apparently Charles Bronson too, would regard as a somewhat questionable
blessing. Despite Ken Annakin`s assertion that the only `plot` was the
relationship between Robert Shaw`s character, Colonel Hessler, and his
batman, this was gripping stuff. 70mm at its most effective. Those
damned tanks threatened to come right out of the curve of that screen
and flatten the first six rows.
was the third time I had seen Dion Hanson`s "Fantastic
Formats" presentation, and it is pure joy. (well almost). Who could
forget that immaculately-suited announcer in the Fox demonstration film,
produced to convince exhibitors that in order to screen authentic
CinemaScope, they had to invest in magnetic stereophonic sound? His
constant instructions to "Tom", an imaginary projectionist at
the back of the theatre, brought roars of laughter. This was just one of
so many instructive, enjoyable and nostalgic items, with which Dion
the account of the continuing development of Dolby sound was intriguing
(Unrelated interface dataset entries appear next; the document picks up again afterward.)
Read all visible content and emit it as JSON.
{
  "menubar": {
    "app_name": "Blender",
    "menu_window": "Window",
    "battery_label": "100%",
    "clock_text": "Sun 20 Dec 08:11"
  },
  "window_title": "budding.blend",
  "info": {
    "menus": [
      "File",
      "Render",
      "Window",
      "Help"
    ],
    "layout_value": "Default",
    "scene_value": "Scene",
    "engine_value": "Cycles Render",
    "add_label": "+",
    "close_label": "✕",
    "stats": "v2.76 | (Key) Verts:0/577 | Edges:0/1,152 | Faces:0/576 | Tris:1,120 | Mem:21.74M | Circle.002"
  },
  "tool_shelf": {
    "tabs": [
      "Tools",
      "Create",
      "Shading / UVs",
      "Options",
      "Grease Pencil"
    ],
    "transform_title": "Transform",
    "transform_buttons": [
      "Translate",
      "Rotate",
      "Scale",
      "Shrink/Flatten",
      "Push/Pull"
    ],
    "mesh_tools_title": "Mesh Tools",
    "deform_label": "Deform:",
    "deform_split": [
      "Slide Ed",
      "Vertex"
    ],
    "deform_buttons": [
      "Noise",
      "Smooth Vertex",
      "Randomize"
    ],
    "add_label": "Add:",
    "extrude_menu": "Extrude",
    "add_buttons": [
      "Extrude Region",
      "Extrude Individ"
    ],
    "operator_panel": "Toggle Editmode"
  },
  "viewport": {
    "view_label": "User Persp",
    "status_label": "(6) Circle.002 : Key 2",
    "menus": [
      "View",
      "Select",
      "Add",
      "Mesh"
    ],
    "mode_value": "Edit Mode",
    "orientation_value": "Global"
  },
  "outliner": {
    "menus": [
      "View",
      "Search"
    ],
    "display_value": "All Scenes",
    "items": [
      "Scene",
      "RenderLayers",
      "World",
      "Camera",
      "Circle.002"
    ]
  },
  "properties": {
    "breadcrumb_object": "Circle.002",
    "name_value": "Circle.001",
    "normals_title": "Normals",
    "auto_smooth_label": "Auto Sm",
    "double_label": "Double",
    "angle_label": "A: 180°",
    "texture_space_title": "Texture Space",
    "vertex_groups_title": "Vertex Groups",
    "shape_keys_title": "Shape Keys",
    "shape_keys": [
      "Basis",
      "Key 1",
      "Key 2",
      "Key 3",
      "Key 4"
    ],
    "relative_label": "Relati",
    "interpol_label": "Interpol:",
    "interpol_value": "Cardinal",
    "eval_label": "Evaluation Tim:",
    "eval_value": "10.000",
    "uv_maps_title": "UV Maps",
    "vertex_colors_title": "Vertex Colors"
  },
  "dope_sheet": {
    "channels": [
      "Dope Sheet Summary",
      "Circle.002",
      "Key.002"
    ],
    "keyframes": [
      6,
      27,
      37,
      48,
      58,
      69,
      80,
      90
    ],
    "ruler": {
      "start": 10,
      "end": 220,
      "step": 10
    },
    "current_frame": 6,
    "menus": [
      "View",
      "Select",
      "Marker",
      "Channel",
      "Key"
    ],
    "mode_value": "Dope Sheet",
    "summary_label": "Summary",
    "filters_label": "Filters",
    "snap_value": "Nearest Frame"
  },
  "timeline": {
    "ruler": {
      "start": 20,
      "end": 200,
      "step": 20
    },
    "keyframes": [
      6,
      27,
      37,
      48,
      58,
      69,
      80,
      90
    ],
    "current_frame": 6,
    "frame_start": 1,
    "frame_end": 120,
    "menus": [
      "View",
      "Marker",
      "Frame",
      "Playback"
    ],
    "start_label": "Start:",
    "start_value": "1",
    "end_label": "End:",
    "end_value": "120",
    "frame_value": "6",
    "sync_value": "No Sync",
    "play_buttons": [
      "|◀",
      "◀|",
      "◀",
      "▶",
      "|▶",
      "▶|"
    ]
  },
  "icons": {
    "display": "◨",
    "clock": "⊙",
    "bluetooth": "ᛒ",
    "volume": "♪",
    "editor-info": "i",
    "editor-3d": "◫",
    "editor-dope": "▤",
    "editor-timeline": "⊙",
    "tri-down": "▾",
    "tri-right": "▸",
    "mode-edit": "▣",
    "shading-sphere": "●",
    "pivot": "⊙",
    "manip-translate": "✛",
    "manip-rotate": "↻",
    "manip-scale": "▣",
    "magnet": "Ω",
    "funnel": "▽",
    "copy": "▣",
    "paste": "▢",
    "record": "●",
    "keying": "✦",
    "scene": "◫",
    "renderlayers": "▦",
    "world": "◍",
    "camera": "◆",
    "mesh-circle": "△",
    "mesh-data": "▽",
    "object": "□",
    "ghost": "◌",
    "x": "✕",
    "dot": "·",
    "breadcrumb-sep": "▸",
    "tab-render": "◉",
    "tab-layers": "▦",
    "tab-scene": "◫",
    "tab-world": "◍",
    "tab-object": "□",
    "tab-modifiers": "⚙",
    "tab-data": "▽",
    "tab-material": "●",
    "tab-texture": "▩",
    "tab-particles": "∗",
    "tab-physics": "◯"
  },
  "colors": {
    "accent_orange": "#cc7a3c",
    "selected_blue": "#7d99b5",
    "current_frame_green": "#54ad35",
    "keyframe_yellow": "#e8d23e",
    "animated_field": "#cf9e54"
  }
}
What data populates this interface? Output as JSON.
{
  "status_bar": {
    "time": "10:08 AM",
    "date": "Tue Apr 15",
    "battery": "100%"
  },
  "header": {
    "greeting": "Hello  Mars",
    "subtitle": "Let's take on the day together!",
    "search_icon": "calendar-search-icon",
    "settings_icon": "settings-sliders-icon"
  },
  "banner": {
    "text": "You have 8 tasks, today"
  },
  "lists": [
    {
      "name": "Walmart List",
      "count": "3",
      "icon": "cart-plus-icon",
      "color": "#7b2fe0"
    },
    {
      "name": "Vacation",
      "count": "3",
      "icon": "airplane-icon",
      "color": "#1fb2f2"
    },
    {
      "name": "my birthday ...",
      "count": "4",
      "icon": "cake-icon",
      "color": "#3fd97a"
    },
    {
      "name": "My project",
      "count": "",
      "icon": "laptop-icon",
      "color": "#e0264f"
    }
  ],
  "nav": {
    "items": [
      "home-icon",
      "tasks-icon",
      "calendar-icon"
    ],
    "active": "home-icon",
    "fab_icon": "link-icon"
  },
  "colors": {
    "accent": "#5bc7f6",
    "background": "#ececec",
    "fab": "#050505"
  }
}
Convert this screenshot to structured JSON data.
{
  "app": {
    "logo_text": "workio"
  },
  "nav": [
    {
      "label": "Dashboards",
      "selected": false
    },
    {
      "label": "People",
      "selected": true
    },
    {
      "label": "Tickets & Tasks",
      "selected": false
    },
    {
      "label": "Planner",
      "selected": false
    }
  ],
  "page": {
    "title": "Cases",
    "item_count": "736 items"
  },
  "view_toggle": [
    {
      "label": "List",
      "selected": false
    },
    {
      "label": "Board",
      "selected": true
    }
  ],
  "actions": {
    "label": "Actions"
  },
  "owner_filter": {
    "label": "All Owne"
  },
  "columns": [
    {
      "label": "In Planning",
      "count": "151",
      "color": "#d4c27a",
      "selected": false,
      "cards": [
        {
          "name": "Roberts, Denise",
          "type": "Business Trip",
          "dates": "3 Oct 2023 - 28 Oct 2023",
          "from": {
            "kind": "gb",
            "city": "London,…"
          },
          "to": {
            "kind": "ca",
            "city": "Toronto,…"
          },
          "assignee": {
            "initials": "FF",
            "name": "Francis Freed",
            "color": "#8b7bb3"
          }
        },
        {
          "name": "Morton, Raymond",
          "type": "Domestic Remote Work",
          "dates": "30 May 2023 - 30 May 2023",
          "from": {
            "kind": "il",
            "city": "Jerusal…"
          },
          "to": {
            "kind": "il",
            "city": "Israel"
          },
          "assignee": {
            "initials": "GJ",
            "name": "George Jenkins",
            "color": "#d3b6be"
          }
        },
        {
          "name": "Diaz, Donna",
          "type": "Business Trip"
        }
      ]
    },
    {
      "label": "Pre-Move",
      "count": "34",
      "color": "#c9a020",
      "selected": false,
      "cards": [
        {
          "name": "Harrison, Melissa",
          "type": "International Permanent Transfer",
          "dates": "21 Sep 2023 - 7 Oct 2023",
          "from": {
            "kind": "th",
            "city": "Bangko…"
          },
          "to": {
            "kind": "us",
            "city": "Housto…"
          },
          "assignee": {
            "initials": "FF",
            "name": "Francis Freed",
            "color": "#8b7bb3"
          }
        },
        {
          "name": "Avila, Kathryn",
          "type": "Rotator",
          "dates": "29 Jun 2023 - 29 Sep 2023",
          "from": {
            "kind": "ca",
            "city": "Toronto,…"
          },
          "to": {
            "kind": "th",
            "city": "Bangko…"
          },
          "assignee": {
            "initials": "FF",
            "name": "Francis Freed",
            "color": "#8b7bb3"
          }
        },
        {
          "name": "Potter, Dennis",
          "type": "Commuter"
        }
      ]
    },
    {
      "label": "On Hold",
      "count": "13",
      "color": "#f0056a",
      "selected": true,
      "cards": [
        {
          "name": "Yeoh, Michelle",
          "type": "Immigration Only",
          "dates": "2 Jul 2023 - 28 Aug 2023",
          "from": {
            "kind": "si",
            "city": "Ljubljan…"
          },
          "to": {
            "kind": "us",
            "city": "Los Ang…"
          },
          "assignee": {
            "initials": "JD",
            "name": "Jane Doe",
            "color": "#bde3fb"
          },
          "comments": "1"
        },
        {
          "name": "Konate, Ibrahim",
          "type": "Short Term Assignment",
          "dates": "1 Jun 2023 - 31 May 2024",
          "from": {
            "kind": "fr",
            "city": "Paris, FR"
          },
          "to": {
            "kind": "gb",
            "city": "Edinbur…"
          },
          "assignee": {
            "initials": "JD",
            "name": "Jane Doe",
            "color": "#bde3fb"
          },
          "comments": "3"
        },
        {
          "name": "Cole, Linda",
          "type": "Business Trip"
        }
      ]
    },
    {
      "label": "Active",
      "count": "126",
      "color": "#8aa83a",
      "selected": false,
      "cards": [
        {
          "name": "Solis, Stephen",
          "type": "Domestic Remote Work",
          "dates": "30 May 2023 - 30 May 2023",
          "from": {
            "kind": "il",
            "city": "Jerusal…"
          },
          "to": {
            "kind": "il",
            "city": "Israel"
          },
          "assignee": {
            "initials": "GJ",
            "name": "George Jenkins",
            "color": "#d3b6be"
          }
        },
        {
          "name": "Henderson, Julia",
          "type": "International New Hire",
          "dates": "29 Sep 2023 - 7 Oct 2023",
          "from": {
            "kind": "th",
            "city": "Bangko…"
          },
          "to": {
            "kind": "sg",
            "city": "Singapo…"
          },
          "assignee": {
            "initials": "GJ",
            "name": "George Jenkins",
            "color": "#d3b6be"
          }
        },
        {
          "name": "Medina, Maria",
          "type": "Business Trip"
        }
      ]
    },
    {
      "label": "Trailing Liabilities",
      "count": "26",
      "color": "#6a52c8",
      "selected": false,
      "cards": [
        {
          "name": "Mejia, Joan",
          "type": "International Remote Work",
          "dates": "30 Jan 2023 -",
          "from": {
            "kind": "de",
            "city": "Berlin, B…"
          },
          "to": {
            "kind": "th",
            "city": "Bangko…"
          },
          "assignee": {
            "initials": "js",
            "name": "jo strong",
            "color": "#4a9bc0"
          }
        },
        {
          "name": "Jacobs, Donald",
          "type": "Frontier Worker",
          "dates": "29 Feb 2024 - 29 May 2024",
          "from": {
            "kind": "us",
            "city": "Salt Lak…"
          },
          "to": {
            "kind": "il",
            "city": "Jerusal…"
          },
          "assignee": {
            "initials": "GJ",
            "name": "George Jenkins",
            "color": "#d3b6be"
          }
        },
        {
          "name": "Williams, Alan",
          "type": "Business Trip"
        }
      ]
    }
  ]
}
and interesting...until the demonstration. Mr. Hanson, it was TOO LOUD.
I instinctively checked the walls of the theatre for cracks. Afterward,
many of us crawled into the foyer, deafened, dazed, and searching our
pockets for Paracetamol. "Turn it down, Tom".
was not prepared for "Baraka".
Surely, film at its most sublime. Images that broke through the screen
and clawed at emotions. An audience stunned, overwhelmed, and sometimes
aghast at what it was watching. There were moments when I had to look
elsewhere. In an industry obsessed with box-office returns, how could
such a film come to be made? Who would finance a project that
acknowledges that the world`s cheapest commodity is human life?
this masterpiece was saved for Sunday evening, the climax to days of
flawless projection and presentation
for those unable to stay until Monday morning, there was even more..."The Longest Day". Probably, the most authentic
re-creation of what happened on D-Day, and shown on that giant 70mm
screen. The cast had obviously been chosen with regard to their
nationality. The French actors spoke French; the German actors, German.
English translation sub-titles along the bottom of the screen.
at the conclusion of the film we were privileged to have an on-stage,
question-and-answer session with the film`s director, Ken Annakin, who
reminisced about Darryl F. Zanuck, Elmo Williams, and the making of the
film. Suddenly, a young fellow in the fourth row, (maybe the third)
jumped to his feet.
Annakin", he demanded, "I wonder whether a language-coach was
employed on this film to supervise the authenticity of the pronunciation
of the German language. It was rubbish", (I paraphrase). Then
followed The Longest Gasp. World War Three was about to break out.
Annakin waited until the uproar died down, and then, ever the English
gentleman, with directoral authority, serenely dismissed the youthful
incident proved to be the dash of spice that flavoured the feast that
was Widescreen Weekend 2000.